Almost 4 years after the disappointingly mediocre Magna Carta…Holy Grail, renown Brooklyn rapper & businessman JAY-Z is finally delivering his 13th album & he has enlisted No I.D. to produce it in it’s entirety. The opener “Kill JAY-Z” talks about killing his ego over a soulful instrumental & it even addresses his Throne cohort Kanye West’s stage rants from last November. Despite calling him insane, he does assure Ye that he does feel bad for him. The next song “The Story of O.J.” sees JAY getting conscious over some piano keys & a sample of “4 Women” by Nina Simone. Matter of fact, Jigga actually makes a PERFECT reference to the original Nina Simone song during the hook. The track “Smile” talks about pushing through the pain & while I don’t care for the drums at all, the Stevie Wonder sample is nice & I love the background vocals too. Also, the outro from his mother Gloria (whom JAY publicly announces & supports for being a lesbian near the end of the first verse) was endearing. The song “Caught Their Eyes” talks about watching your surroundings over an instrumental with a tropical vibe to it & the Frank Ocean hook isn’t as great as his hook on “Oceans” was, I still liked it. The title track is a sincerely delivered apology to Jigga’s wife Beyoncé & the soul sample on here enhances the remorse that JAY is letting out.
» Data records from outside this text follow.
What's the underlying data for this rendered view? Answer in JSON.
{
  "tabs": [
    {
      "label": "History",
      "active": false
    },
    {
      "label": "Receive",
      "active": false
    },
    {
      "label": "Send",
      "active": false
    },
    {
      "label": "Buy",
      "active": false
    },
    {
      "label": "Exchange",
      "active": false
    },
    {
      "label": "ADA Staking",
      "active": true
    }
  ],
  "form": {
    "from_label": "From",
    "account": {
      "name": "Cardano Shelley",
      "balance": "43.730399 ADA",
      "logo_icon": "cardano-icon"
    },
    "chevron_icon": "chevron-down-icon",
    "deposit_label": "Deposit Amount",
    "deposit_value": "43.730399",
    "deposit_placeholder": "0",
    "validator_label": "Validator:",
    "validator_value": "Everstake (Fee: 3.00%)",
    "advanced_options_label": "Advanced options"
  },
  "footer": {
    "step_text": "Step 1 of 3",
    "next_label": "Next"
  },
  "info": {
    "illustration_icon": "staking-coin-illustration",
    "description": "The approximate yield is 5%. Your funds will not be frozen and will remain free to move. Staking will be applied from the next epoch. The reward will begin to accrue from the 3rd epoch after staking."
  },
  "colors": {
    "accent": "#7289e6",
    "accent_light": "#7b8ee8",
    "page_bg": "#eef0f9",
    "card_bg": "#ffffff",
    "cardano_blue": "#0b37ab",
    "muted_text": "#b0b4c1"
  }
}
Despite the song “Family Feud” being said to be about the recent beef between older & younger hip hop artists, it could possibly refer more to his wife almost leaving him for cheating on her (especially with the line at the beginning of the 3rd verse about telling Becky to let him alone). Also, Beyoncé’s background vocals that can be heard throughout the entire track are just beautiful. The track “Bam” has a braggadocious tone to it lyrically & while I do enjoy the horns as well as the hook from Damian Marley, that one line Rae Sremmurd & Bobby Shmurda at the beginning of the 2nd verse is really corny. However, he does make an interesting reference to “30 Hours” off of Kanye’s latest album The Life of Pablo shortly after. Plus, there’s no denying that the IG pictures line during the first verse couldn’t be any more true The song “Moonlight” is a message to all the new rappers & I absolutely LOVE the “Fu-Gee-La” sample on here. The penultimate track “Marcy Me” is a dedication to the streets delivered over a soothing instrumental, but I thought the reference to “Unbelievable” by Biggie during the intro was just ok. Same goes with the outro from The-Dream. The album then closes out with “Legacy”, where his daughter Blue Ivy asks him what a will is & he responds by talking about his family’s workmanship over some jazzy horns. If any of you were disappointed with Magna Carta…Holy Grail as much as I was, then I can tell right now that this is A LOT better. No I.D.’s production is soul sample galore & lyrically, it could very well be his most personal effort yet. It’s pretty much the male equivalent to Beyoncé’s latest album Lemonade, except I’ll go as far to say that it’s better